A new Congressional bill would require file-swapping companies to get parental permission before allowing minors to use their services.

A bill introduced Thursday in Congress would require file-swapping companies to get parental permission before allowing minors to use their services.

The bill, called the Protecting Children from Peer-to-Peer Pornography (P4) Act and sponsored by Reps. Joe Pitts, R-Pa., and Chris John, D-La., would require the Federal Trade Commission to regulate peer-to-peer networks and take steps to ensure that children aren't accidentally coming across porn.

The bill's sponsors said as many as 40 percent of all files traded on the networks are porn.

"Our legislation gives parents the tools they need to protect their children from pornography and threats to privacy posed by peer-to-peer file-trading networks," Pitts said in a statement. "By working together to protect children, we are building a broad and bipartisan coalition."

The bill calls on the FTC to require peer-to-peer companies to get parental permission before minors use their services. It also would require peer-to-peer companies to honor the wishes of parents who have put a "do not install" beacon in their computers, indicating that they don't want file-swapping software on their children's machines. However, such technology has yet to be developed, and it's unclear how such a beacon would work.

The proliferation of porn on peer-to-peer networks has been on the government's radar screen for some time. In the spring, the General Accounting Office and the House Government Reform Committee released separate reports that document the issues that surround porn on peer-to-peer networks in anticipation of a Government Reform Committee hearing entitled "Stumbling Onto Smut." The committee's report found that file-blocking software didn't do enough to filter out porn files. The General Accounting Office report found that typing in words such as "underage" or "pre-teen" yielded numerous images of child porn.

The bill is one more example of increased scrutiny of peer-to-peer networks, which also have come under fire from copyright holders for allowing people to trade unauthorized copies of songs or movies without paying. The recording industry has begun sending out hundreds of subpoenas in an attempt to identify file swappers and possibly file lawsuits against them, nabbing all types of music fans in the process.

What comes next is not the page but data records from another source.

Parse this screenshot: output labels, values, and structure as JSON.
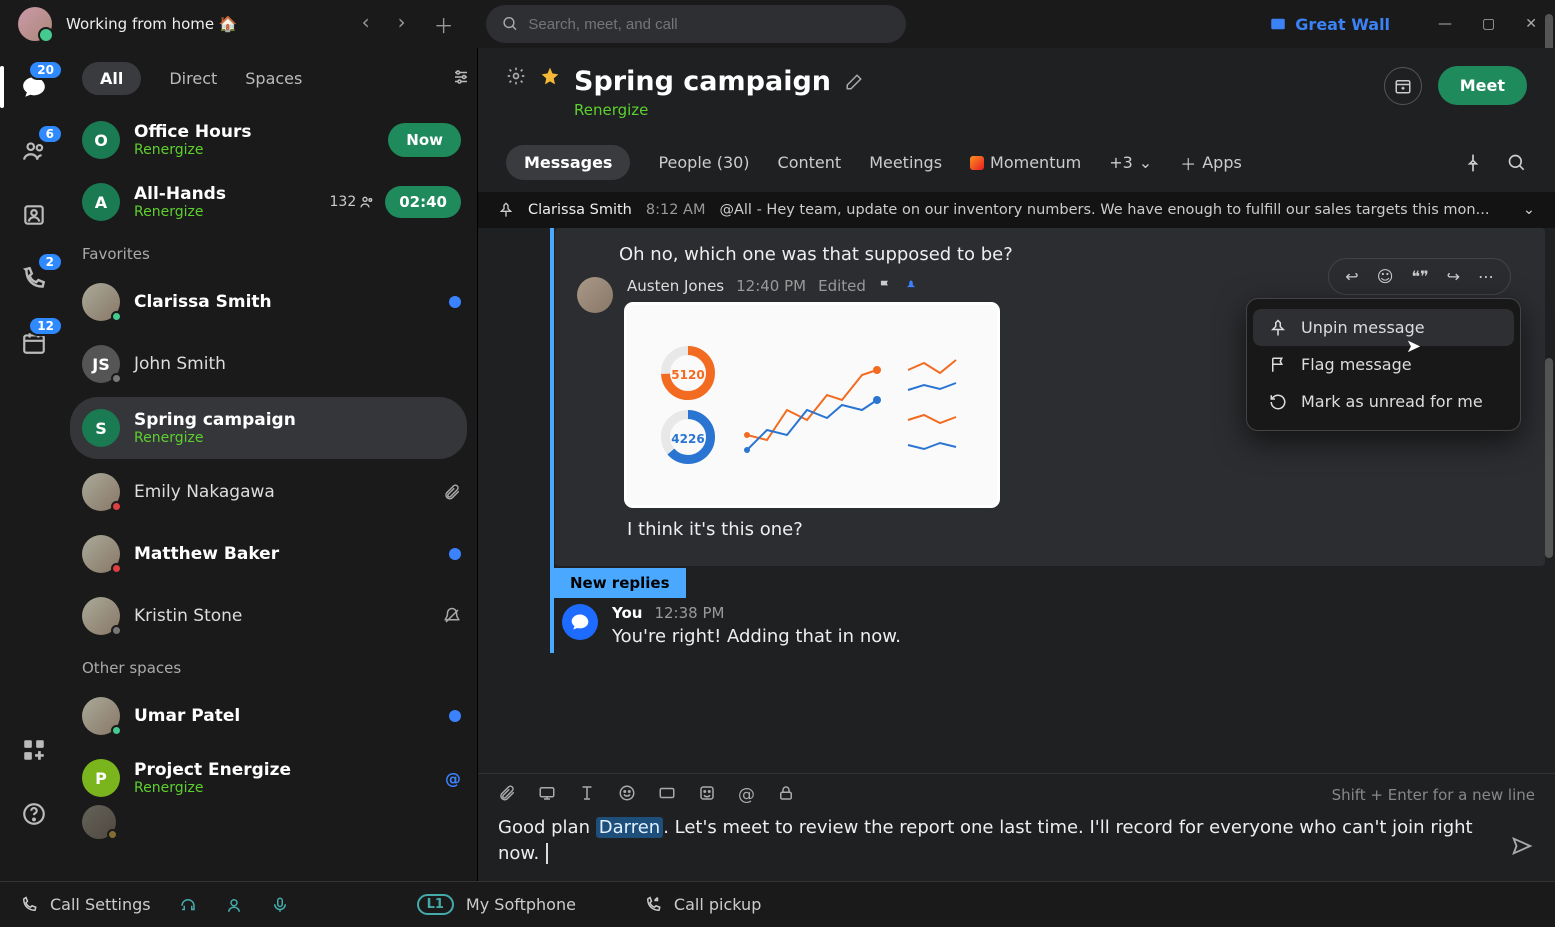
{
  "status": "Working from home 🏠",
  "search_placeholder": "Search, meet, and call",
  "brand": "Great Wall",
  "rail": {
    "chat_badge": "20",
    "contacts_badge": "6",
    "call_badge": "2",
    "cal_badge": "12"
  },
  "filters": {
    "all": "All",
    "direct": "Direct",
    "spaces": "Spaces"
  },
  "sections": {
    "favorites": "Favorites",
    "other": "Other spaces"
  },
  "conversations": {
    "office_hours": {
      "title": "Office Hours",
      "sub": "Renergize",
      "now": "Now",
      "initial": "O"
    },
    "all_hands": {
      "title": "All-Hands",
      "sub": "Renergize",
      "count": "132",
      "time": "02:40",
      "initial": "A"
    },
    "clarissa": {
      "title": "Clarissa Smith"
    },
    "john": {
      "title": "John Smith",
      "initials": "JS"
    },
    "spring": {
      "title": "Spring campaign",
      "sub": "Renergize",
      "initial": "S"
    },
    "emily": {
      "title": "Emily Nakagawa"
    },
    "matthew": {
      "title": "Matthew Baker"
    },
    "kristin": {
      "title": "Kristin Stone"
    },
    "umar": {
      "title": "Umar Patel"
    },
    "project": {
      "title": "Project Energize",
      "sub": "Renergize",
      "initial": "P"
    }
  },
  "chat_header": {
    "title": "Spring campaign",
    "sub": "Renergize",
    "meet": "Meet"
  },
  "tabs": {
    "messages": "Messages",
    "people": "People (30)",
    "content": "Content",
    "meetings": "Meetings",
    "momentum": "Momentum",
    "plus3": "+3",
    "apps": "Apps"
  },
  "pin": {
    "author": "Clarissa Smith",
    "time": "8:12 AM",
    "text": "@All - Hey team, update on our inventory numbers. We have enough to fulfill our sales targets this mon..."
  },
  "msg_top": {
    "text": "Oh no, which one was that supposed to be?"
  },
  "msg_austen": {
    "author": "Austen Jones",
    "time": "12:40 PM",
    "edited": "Edited",
    "text": "I think it's this one?",
    "chart_data": {
      "left": [
        5120,
        4226
      ],
      "line_x": [
        1,
        2,
        3,
        4,
        5,
        6,
        7,
        8
      ],
      "series_a": [
        30,
        25,
        45,
        35,
        55,
        50,
        70,
        75
      ],
      "series_b": [
        20,
        35,
        30,
        50,
        45,
        55,
        50,
        58
      ]
    }
  },
  "new_replies": "New replies",
  "msg_you": {
    "author": "You",
    "time": "12:38 PM",
    "text": "You're right! Adding that in now."
  },
  "ctx": {
    "unpin": "Unpin message",
    "flag": "Flag message",
    "unread": "Mark as unread for me"
  },
  "composer": {
    "hint": "Shift + Enter for a new line",
    "pre": "Good plan ",
    "mention": "Darren",
    "post": ". Let's meet to review the report one last time. I'll record for everyone who can't join right now."
  },
  "footer": {
    "call_settings": "Call Settings",
    "softphone": "My Softphone",
    "l1": "L1",
    "pickup": "Call pickup"
  }
}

In response to the scrutiny, peer-to-peer companies are starting to take a more active role in the political process. Representatives of peer-to-peer companies Grokster and Sharman Networks, which is the distributor of Kazaa, are starting separate lobbying groups to represent the interests of file-swapping companies.

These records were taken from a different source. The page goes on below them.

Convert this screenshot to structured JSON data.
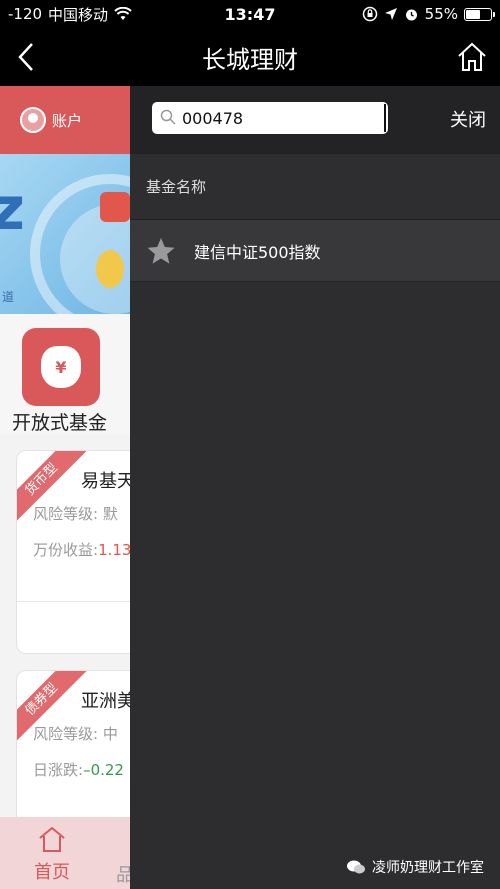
{
  "status": {
    "signal": "-120",
    "carrier": "中国移动",
    "time": "13:47",
    "battery": "55%",
    "battery_level": 0.55
  },
  "nav": {
    "title": "长城理财"
  },
  "background": {
    "account_label": "账户",
    "banner_char": "z",
    "banner_text": "道",
    "fund_entry_label": "开放式基金",
    "cards": [
      {
        "tag": "货币型",
        "name": "易基天",
        "risk": "风险等级: 默",
        "income_label": "万份收益:",
        "income_value": "1.13"
      },
      {
        "tag": "债券型",
        "name": "亚洲美",
        "risk": "风险等级: 中",
        "income_label": "日涨跌:",
        "income_value": "–0.22"
      }
    ],
    "tabs": {
      "home": "首页",
      "second": "品"
    }
  },
  "panel": {
    "search_value": "000478",
    "close_label": "关闭",
    "section_header": "基金名称",
    "results": [
      {
        "name": "建信中证500指数"
      }
    ]
  },
  "watermark": {
    "text": "凌师奶理财工作室"
  },
  "colors": {
    "brand_red": "#d9585a",
    "panel_bg": "#2d2d30",
    "positive": "#e2574c",
    "negative": "#2e9b4a"
  }
}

Adam Eisgrau, the new executive director of P2P United, the Grokster-backed trade group, said crackdowns on peer to peer are "not a good use of public policy."

"It is regrettable that people engaging in criminal conduct with regards to pornography have found these systems to be efficient, but these systems have dramatic and much larger uses in society," he said, adding that peer-to-peer systems can be used for trading research and other academic files. "Any tool can be used for good or bad."

Eisgrau said he had not yet met with the backers of the bill introduced Thursday, but he hoped to in the near future.